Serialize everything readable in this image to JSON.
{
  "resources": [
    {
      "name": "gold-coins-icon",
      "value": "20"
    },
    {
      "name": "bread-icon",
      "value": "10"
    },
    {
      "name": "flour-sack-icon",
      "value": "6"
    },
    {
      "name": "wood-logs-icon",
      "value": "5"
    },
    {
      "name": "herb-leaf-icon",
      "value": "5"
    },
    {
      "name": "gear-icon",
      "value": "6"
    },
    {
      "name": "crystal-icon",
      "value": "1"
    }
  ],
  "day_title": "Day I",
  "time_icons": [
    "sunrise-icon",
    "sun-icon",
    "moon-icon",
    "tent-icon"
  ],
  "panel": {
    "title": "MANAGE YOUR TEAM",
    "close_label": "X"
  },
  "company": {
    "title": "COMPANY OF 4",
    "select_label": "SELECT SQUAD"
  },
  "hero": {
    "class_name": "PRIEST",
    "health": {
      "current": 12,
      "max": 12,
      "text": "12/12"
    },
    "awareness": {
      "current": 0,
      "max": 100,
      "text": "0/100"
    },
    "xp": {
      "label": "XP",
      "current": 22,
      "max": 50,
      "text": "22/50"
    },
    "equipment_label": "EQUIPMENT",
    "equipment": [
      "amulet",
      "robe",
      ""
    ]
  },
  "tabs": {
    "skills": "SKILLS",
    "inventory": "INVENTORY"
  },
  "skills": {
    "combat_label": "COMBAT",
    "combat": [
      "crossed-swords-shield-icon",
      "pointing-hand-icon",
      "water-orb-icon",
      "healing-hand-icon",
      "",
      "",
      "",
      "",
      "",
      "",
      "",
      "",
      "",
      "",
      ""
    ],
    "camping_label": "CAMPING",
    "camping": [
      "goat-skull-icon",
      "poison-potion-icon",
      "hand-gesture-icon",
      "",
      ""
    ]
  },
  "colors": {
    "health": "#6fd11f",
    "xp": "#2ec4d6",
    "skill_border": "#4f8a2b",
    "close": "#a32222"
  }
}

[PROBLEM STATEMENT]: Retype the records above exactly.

[EXERCISE SOLUTION]:
Serialize everything readable in this image to JSON.
{
  "resources": [
    {
      "name": "gold-coins-icon",
      "value": "20"
    },
    {
      "name": "bread-icon",
      "value": "10"
    },
    {
      "name": "flour-sack-icon",
      "value": "6"
    },
    {
      "name": "wood-logs-icon",
      "value": "5"
    },
    {
      "name": "herb-leaf-icon",
      "value": "5"
    },
    {
      "name": "gear-icon",
      "value": "6"
    },
    {
      "name": "crystal-icon",
      "value": "1"
    }
  ],
  "day_title": "Day I",
  "time_icons": [
    "sunrise-icon",
    "sun-icon",
    "moon-icon",
    "tent-icon"
  ],
  "panel": {
    "title": "MANAGE YOUR TEAM",
    "close_label": "X"
  },
  "company": {
    "title": "COMPANY OF 4",
    "select_label": "SELECT SQUAD"
  },
  "hero": {
    "class_name": "PRIEST",
    "health": {
      "current": 12,
      "max": 12,
      "text": "12/12"
    },
    "awareness": {
      "current": 0,
      "max": 100,
      "text": "0/100"
    },
    "xp": {
      "label": "XP",
      "current": 22,
      "max": 50,
      "text": "22/50"
    },
    "equipment_label": "EQUIPMENT",
    "equipment": [
      "amulet",
      "robe",
      ""
    ]
  },
  "tabs": {
    "skills": "SKILLS",
    "inventory": "INVENTORY"
  },
  "skills": {
    "combat_label": "COMBAT",
    "combat": [
      "crossed-swords-shield-icon",
      "pointing-hand-icon",
      "water-orb-icon",
      "healing-hand-icon",
      "",
      "",
      "",
      "",
      "",
      "",
      "",
      "",
      "",
      "",
      ""
    ],
    "camping_label": "CAMPING",
    "camping": [
      "goat-skull-icon",
      "poison-potion-icon",
      "hand-gesture-icon",
      "",
      ""
    ]
  },
  "colors": {
    "health": "#6fd11f",
    "xp": "#2ec4d6",
    "skill_border": "#4f8a2b",
    "close": "#a32222"
  }
}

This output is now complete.